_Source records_
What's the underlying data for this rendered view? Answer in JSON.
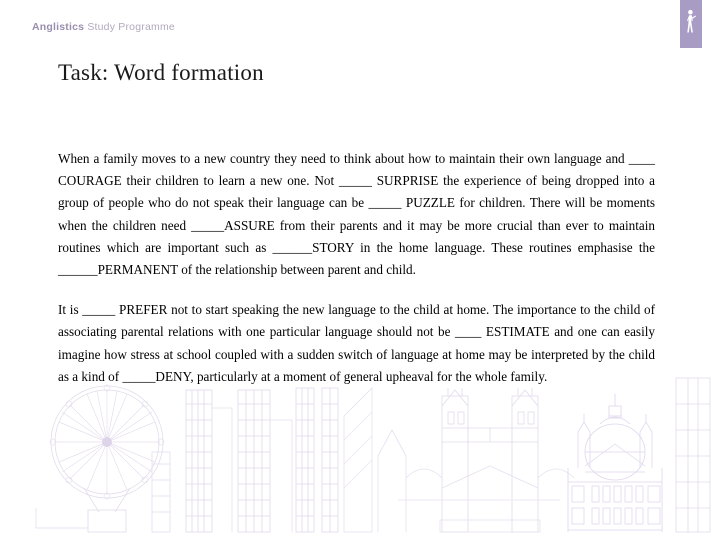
{
  "header": {
    "brand_strong": "Anglistics",
    "brand_light": "Study Programme",
    "logo_icon": "standing-figure-icon",
    "accent_color": "#a99cc4",
    "brand_strong_color": "#9a8fae",
    "brand_light_color": "#b3aabe"
  },
  "slide": {
    "title": "Task: Word formation",
    "paragraphs": [
      "When a family moves to a new country they need to think about how to maintain their own language and ____ COURAGE their children to learn a new one. Not _____ SURPRISE the experience of being dropped into a group of people who do not speak their language can be _____ PUZZLE for children. There will be moments when the children need _____ASSURE from their parents and it may be more crucial than ever to maintain routines which are important such as ______STORY in the home language. These routines emphasise the ______PERMANENT of the relationship between parent and child.",
      "It is _____ PREFER not to start speaking the new language to the child at home. The importance to the child of associating parental relations with one particular language should not be ____ ESTIMATE and one can easily imagine how stress at school coupled with a sudden switch of language at home may be interpreted by the child as a kind of _____DENY, particularly at a moment of general upheaval for the whole family."
    ]
  },
  "watermark": {
    "name": "london-skyline-watermark",
    "line_color": "#ded8e8",
    "accent_color": "#e7dff0",
    "landmarks": [
      "london-eye",
      "office-blocks",
      "tower-bridge",
      "st-pauls-cathedral"
    ]
  }
}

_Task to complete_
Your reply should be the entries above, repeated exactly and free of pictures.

_Reply_
What's the underlying data for this rendered view? Answer in JSON.
{
  "header": {
    "brand_strong": "Anglistics",
    "brand_light": "Study Programme",
    "logo_icon": "standing-figure-icon",
    "accent_color": "#a99cc4",
    "brand_strong_color": "#9a8fae",
    "brand_light_color": "#b3aabe"
  },
  "slide": {
    "title": "Task: Word formation",
    "paragraphs": [
      "When a family moves to a new country they need to think about how to maintain their own language and ____ COURAGE their children to learn a new one. Not _____ SURPRISE the experience of being dropped into a group of people who do not speak their language can be _____ PUZZLE for children. There will be moments when the children need _____ASSURE from their parents and it may be more crucial than ever to maintain routines which are important such as ______STORY in the home language. These routines emphasise the ______PERMANENT of the relationship between parent and child.",
      "It is _____ PREFER not to start speaking the new language to the child at home. The importance to the child of associating parental relations with one particular language should not be ____ ESTIMATE and one can easily imagine how stress at school coupled with a sudden switch of language at home may be interpreted by the child as a kind of _____DENY, particularly at a moment of general upheaval for the whole family."
    ]
  },
  "watermark": {
    "name": "london-skyline-watermark",
    "line_color": "#ded8e8",
    "accent_color": "#e7dff0",
    "landmarks": [
      "london-eye",
      "office-blocks",
      "tower-bridge",
      "st-pauls-cathedral"
    ]
  }
}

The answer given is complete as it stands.